By: Amber Carman

Behavior Therapy

Behavior therapy started back in the 1950's and early 1960's. According to Corey,"behavior therapy practitioners focus on directly observable behavior, current determinants of behavior, learning experiences that promote change tailoring treatment strategies to individual clients and rigorous assessment and evaluation" (Corey,2015) Behavior therapy is understood by considering four different areas of development: classical conditioning, operant conditioning, social-cognitive theory, and cognitive behavior therapy.

Cognitive Behavioral Therapy

Cognitive Behavioral Therapy started partially along with the Behavior therapy. According to Corey, " both Cognitive therapy and Cognitive Behavior therapy are based on the assumption that beliefs, behavior, emotions, and physical reactions are all reciprocally linked. Changes in one area lead to changes in the other areas" (Corey,2015). Cognitive behavior therapists apply behavioral techniques like operant conditioning, modeling, and behavioral rehearsal to the more subjective processes of thinking and internal dialogue.

Goals of Treatment

Behavior therapy


  • increase personal choice
  • create new conditions for learning
  • helping the client develop goals specific to treatment
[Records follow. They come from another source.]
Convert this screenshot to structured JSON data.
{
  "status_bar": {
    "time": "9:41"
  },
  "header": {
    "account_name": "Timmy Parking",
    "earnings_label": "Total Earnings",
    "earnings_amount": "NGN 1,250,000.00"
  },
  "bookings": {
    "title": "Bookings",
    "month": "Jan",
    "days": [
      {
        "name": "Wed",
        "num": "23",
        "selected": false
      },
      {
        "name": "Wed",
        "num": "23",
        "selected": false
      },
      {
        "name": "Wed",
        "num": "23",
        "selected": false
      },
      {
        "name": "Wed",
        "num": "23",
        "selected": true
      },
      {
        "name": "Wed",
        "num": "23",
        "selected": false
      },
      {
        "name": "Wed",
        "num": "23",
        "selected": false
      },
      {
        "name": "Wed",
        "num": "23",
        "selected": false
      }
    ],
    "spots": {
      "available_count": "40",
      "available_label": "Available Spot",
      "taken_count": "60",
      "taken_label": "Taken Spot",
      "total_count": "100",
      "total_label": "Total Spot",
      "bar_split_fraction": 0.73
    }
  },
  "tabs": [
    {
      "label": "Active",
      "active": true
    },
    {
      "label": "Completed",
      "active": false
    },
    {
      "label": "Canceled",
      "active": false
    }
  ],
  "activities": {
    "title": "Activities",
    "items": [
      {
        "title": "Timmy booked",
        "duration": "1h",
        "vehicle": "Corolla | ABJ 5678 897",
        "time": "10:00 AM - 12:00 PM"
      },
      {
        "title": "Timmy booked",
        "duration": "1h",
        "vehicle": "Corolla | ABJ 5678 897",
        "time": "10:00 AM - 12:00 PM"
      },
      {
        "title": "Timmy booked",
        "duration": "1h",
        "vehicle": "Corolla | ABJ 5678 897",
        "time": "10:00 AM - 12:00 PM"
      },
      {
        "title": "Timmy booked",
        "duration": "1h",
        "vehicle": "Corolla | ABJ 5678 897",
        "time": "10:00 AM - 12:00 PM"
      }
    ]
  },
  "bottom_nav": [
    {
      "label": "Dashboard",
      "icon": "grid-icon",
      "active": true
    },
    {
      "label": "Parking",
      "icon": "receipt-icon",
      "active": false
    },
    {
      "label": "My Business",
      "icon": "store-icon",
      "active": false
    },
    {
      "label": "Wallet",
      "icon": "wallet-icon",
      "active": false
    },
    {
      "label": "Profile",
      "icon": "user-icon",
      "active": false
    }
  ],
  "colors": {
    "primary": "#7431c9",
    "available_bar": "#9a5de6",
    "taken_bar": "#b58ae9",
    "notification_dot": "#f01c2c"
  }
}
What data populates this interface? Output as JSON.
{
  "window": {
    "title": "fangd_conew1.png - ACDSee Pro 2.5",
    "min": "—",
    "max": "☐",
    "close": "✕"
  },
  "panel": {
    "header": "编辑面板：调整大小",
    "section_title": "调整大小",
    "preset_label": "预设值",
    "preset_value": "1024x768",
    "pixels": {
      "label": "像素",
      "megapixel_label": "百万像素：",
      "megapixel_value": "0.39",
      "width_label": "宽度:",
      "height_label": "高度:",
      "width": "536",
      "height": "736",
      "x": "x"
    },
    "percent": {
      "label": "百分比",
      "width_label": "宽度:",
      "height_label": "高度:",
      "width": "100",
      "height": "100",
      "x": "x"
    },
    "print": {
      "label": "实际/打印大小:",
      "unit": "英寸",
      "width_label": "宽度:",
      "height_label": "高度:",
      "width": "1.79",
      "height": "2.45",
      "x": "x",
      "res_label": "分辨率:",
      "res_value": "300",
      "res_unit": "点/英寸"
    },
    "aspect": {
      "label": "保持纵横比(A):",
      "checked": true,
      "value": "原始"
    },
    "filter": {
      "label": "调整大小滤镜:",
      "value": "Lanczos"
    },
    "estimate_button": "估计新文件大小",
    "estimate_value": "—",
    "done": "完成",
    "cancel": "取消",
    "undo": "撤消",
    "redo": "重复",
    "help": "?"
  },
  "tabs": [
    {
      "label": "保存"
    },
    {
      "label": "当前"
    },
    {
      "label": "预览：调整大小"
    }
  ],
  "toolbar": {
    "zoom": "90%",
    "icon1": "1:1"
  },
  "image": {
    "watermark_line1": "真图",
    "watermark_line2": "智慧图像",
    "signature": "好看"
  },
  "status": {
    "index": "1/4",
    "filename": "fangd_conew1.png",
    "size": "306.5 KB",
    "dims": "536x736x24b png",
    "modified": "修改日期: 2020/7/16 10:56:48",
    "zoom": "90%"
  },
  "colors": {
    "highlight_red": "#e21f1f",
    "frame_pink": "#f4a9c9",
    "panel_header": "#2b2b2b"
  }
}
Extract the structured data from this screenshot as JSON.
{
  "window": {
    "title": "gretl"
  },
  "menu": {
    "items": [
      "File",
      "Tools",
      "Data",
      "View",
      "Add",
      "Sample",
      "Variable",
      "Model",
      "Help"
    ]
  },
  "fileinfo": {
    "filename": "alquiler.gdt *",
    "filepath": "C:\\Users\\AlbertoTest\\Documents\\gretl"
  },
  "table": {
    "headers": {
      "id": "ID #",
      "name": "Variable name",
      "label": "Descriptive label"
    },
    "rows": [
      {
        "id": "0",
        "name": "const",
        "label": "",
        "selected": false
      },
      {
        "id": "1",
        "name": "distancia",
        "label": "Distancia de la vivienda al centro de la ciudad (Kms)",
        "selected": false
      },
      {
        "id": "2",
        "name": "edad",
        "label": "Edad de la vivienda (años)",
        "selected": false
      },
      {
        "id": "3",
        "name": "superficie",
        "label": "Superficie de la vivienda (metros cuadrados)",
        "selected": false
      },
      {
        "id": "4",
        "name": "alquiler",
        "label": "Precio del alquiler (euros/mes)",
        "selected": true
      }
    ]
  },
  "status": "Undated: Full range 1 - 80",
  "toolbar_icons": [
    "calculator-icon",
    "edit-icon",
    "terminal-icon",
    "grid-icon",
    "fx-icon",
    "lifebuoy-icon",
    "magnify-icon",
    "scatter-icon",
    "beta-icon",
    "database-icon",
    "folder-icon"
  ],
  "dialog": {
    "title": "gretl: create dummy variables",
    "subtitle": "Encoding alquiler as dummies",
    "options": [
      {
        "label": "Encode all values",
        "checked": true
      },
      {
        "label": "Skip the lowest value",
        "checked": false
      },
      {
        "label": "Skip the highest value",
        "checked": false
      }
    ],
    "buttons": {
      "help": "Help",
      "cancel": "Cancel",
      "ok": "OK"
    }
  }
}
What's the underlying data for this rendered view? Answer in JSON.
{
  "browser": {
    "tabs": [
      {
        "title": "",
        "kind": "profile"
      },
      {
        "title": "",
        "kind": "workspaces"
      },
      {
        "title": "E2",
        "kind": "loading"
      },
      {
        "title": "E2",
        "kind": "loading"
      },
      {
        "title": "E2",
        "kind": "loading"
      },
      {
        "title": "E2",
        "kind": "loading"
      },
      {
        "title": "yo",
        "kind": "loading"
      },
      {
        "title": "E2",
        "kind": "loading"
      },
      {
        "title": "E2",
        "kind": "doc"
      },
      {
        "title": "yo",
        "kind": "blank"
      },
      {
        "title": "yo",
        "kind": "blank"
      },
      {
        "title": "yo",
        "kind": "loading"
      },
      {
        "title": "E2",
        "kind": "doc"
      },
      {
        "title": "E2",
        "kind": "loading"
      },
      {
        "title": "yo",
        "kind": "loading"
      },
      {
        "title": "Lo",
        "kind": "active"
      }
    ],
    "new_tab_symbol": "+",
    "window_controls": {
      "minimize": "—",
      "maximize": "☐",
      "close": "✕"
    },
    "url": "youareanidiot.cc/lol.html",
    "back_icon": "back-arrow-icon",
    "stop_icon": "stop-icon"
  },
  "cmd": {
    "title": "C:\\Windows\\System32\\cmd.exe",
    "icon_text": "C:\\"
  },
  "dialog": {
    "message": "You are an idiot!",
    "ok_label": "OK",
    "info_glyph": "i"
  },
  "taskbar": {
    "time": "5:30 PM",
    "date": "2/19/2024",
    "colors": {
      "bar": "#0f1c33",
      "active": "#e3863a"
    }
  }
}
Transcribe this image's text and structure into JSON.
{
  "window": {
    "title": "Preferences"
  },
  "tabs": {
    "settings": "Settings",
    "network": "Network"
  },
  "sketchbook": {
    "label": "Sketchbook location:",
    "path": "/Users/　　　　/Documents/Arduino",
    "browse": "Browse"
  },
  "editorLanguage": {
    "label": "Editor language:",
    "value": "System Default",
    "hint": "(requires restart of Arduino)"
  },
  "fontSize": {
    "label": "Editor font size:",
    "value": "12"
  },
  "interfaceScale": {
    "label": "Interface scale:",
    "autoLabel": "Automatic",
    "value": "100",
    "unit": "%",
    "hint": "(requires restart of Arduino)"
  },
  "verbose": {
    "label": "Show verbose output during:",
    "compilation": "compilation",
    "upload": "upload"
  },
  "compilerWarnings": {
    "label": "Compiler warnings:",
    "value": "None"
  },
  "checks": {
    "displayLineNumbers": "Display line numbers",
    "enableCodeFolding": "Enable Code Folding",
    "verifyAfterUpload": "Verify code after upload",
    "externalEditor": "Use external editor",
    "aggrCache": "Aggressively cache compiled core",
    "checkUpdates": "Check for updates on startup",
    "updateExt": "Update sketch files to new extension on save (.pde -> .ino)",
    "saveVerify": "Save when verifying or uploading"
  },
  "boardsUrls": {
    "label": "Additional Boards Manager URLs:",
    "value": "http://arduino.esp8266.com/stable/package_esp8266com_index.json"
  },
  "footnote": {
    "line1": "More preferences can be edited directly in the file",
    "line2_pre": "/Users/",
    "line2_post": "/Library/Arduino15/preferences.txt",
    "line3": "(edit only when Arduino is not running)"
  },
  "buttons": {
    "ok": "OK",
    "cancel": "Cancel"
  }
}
Cognitive Behavioral therapy


  • minimizing emotional disturbances and self-defeating behaviors
  • acquiring a realistic, workable, and compassionate philosophy of life
  • help client choose realistic and life-enhancing goals
  • teach clients how to change their dysfunctional emotions and behaviors into healthy ones
  • assist clients in the process of unconditional self-acceptance, other-acceptance, and life-acceptance

Therapies in Treatment

Cognitive Behavioral Therapy and Behavior Therapy can be applied together into one therapy. For instance, if a client is suffering with bad grades, we can take away something from the Cognitive Behavioral approach and the Behavior approach of therapy. We could use the Cognitive Behavioral approach by practicing skills training with the client, behavioral experiments, and behavioral rehearsal to help the client learn to do homework and pick up skills. We can then add the Behavior therapy by giving the client a positive reinforcement for their work, this could be a simple phrase from a parent condemning them for their grades and hard work, as part of operant conditioning. The two types of therapies can work together in many situations.

Issues with Procrastination

The Cognitive Behavioral therapy would be a great approach while addressing procrastination and putting an end to it. This approach, " emphasizes here-and-now experiences and clients' present ability to change the patterns of thinking and emoting that they constructed earlier" (Corey, 2015).


In therapy, the therapist can help the client by disputing irrational beliefs, this would lead to helping the client delete the idea in their head that the cannot do it. Next would be to do cognitive homework, the client would need to make a list of how procrastination has led to other problems, and would be asked to uproot these self-defeating cognitions. Another step would be to change the client's language, by helping the client with switching to preferences, the client can learn to employ new self-statements and help them behave differently and change their patterns. The therapist would provide psycho-educational methods to the client. Introducing the client to various educational materials like books, DVD's, and articles to help educate clients about the nature of their problems and how treatment is likely to succeed and end procrastination for the client.

References

Corey, G. (2015). Theory and Practice of Counseling and Psychotherapy. Tenth Edition